STATE DEPARTMENT —
The United States on Friday condemned the Syrian government for hampering deliveries of humanitarian aid and for launching airstrikes that have reportedly hit civilians.
The strongly worded condemnation from the State Department came as the U.N.’s Syria envoy plans to resume “substantive” talks between the Syrian government and the opposition in Geneva on Monday.
State Department spokesman John Kirby said the Syrian regime was guilty of an “ongoing practice of removing badly needed medical supplies” from emergency humanitarian aid deliveries.
He also said there were reports that regime airstrikes had struck civilians, in areas including Aleppo. In one case, he said, a strike hit civilians who were part of a congregation leaving a mosque.
“Attacks against civilians and the denial of humanitarian aid needs to stop immediately,” said Kirby, who added that the U.S. was urging Russia and other parties with ties to the Syrian regime to use their influence to try to persuade it to stop.

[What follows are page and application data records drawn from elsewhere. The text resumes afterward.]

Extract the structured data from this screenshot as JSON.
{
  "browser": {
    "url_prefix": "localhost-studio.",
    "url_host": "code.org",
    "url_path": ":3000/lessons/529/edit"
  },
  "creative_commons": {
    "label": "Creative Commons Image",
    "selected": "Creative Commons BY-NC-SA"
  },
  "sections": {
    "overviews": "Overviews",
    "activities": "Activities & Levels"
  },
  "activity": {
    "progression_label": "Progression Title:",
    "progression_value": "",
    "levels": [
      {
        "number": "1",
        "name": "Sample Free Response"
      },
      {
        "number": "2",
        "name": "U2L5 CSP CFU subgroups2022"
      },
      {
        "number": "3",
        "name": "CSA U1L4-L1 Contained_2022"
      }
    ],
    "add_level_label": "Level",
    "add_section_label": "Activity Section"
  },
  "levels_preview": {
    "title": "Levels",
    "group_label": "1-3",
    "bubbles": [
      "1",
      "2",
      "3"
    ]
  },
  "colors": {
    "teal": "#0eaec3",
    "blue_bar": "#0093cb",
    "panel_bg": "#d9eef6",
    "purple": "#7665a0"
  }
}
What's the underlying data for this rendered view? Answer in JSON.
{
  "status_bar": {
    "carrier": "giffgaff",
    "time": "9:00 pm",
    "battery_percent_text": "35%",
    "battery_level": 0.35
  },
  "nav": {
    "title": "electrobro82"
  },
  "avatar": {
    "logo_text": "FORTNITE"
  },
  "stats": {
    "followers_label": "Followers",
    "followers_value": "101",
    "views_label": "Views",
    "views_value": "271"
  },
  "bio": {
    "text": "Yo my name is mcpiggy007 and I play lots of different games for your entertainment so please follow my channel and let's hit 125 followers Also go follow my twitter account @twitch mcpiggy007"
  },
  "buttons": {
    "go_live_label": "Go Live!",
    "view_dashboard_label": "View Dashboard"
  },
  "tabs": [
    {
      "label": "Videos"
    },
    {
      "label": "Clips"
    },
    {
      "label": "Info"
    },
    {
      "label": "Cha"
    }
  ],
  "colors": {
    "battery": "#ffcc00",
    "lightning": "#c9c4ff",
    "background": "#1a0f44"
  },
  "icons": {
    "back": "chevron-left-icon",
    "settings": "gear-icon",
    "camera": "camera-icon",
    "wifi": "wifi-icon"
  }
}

Although the overall level of fighting has dropped since a partial cessation of hostilities took effect two weeks ago, there have been reports of violations on both sides.
Despite of those reported violations, the U.S. said the Syrian opposition, which initially agreed to a two-week cessation, is now willing to allow the cease-fire to continue as the U.N. moves forward with proximity talks.
“None of the armed factions nor the [opposition] High Negotiations Committee itself has indicated they want the cessation to end,” Kirby said.
Earlier Friday, the High Negotiations Committee umbrella group confirmed that it was ready to participate in the second round of U.N.-facilitated talks in Geneva.
However, it said opposition leader Riyad Hijab thought the chances of reaching an agreement on a political transition were “slim.”
In a statement, the group said the Syrian regime and its allies had carried out unlawful detentions and bombings over civilian areas and had blocked aid access to besieged areas.
Syrian, Russian targets
The first round of proximity talks broke off in early February, partly because of opposition complaints that the Syrian and Russian governments were bombing Syrian rebels instead of the Islamic State and other terrorist groups.
Russia said the Syrian government, which has accused rebels of violations, had confirmed it would participate in the second round of political talks.
Also, Syrian Foreign Minister Walid al-Moallem scheduled a Saturday news conference that may shed more light on his government’s intentions.
Some U.S. analysts have expressed doubt about the prospects for ending Syria’s civil war through dialogue.
“The prospects for a political agreement in Syria have long been dim to negligible,” said Daniel Serwer, a Middle East Institute analyst and professor at the Johns Hopkins School of Advanced International Studies.
“The current momentum comes from putting aside the central issue: whether [Syrian President] Bashar al-Assad will continue in power,” he said in an article in peacefare.net.
Kerry, Saudis confer
As the U.N. prepares to relaunch negotiations, U.S. Secretary of State John Kerry met with officials in Saudi Arabia on Friday.
“Kerry emphasized that now is the time to keep moving forward toward ending the conflicts in Syria and Yemen,” the State Department said.
The U.S. and Saudi Arabia are part of the 17-nation International Syria Support Group, which has been backing plans for a political transition in Syria.
Also, the U.S. has been backing a Saudi-led coalition in Yemen, which has been carrying out airstrikes against Houthi rebels.
Syria will likely be a focal point for Kerry when he travels to Paris for meetings with his counterparts from France, Germany, Britain and Italy as well as EU High Representative Federica Mogherini.
Syria’s five-year civil war has resulted in 400,000 deaths, according to some reports, and has left millions displaced.
“No one wants to see a sixth year of conflict start on March 15,” said officials in a Friday statement from the U.N. and a group of nongovernmental organizations.